### Problem requirements
Select and reproduce each line of the listing below that bears the string "Jonathan".

### Material for this task

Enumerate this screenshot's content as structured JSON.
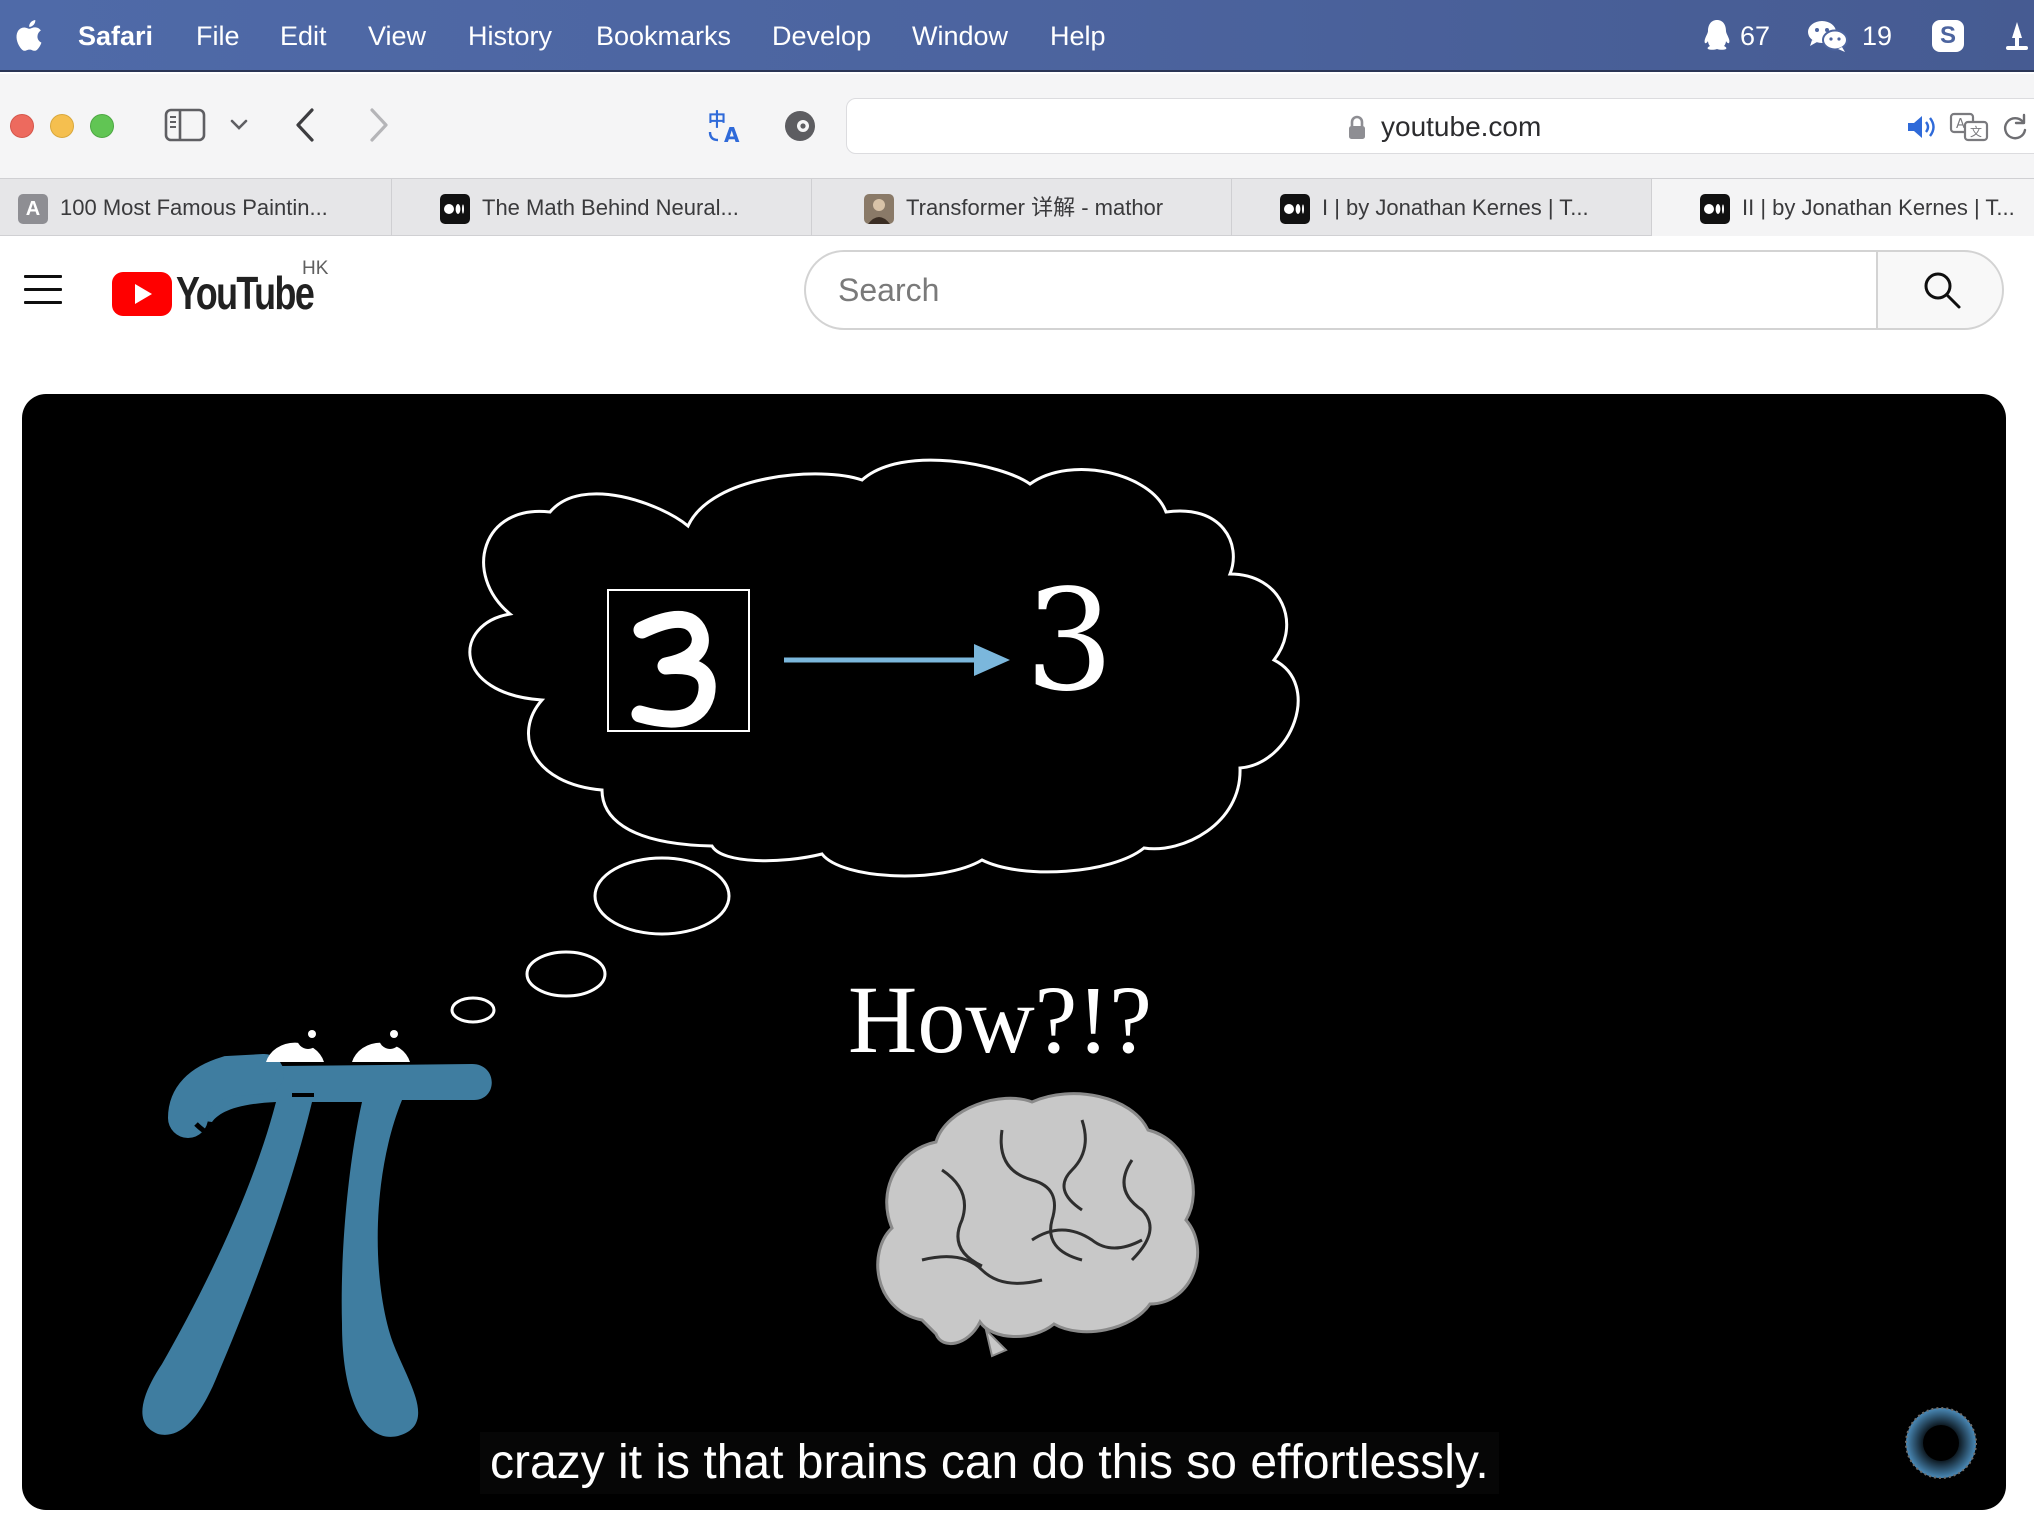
{
  "menubar": {
    "app_name": "Safari",
    "items": [
      "File",
      "Edit",
      "View",
      "History",
      "Bookmarks",
      "Develop",
      "Window",
      "Help"
    ],
    "qq_count": "67",
    "wechat_count": "19",
    "s_badge": "S"
  },
  "toolbar": {
    "url": "youtube.com"
  },
  "tabs": [
    {
      "title": "100 Most Famous Paintin...",
      "favicon_letter": "A",
      "favicon": "letter-a-icon"
    },
    {
      "title": "The Math Behind Neural...",
      "favicon": "medium-icon"
    },
    {
      "title": "Transformer 详解 - mathor",
      "favicon": "portrait-icon"
    },
    {
      "title": "I | by Jonathan Kernes | T...",
      "favicon": "medium-icon"
    },
    {
      "title": "II | by Jonathan Kernes | T...",
      "favicon": "medium-icon"
    }
  ],
  "youtube": {
    "logo_text": "YouTube",
    "region": "HK",
    "search_placeholder": "Search"
  },
  "video": {
    "digit_label": "3",
    "question": "How?!?",
    "caption": "crazy it is that brains can do this so effortlessly."
  },
  "colors": {
    "menubar": "#4c649f",
    "youtube_red": "#ff0000",
    "pi_blue": "#3f7da0",
    "arrow_blue": "#7bb7dc",
    "brain_gray": "#c8c8c8"
  }
}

### Output for this exercise
      "title": "I | by Jonathan Kernes | T...",
      "title": "II | by Jonathan Kernes | T...",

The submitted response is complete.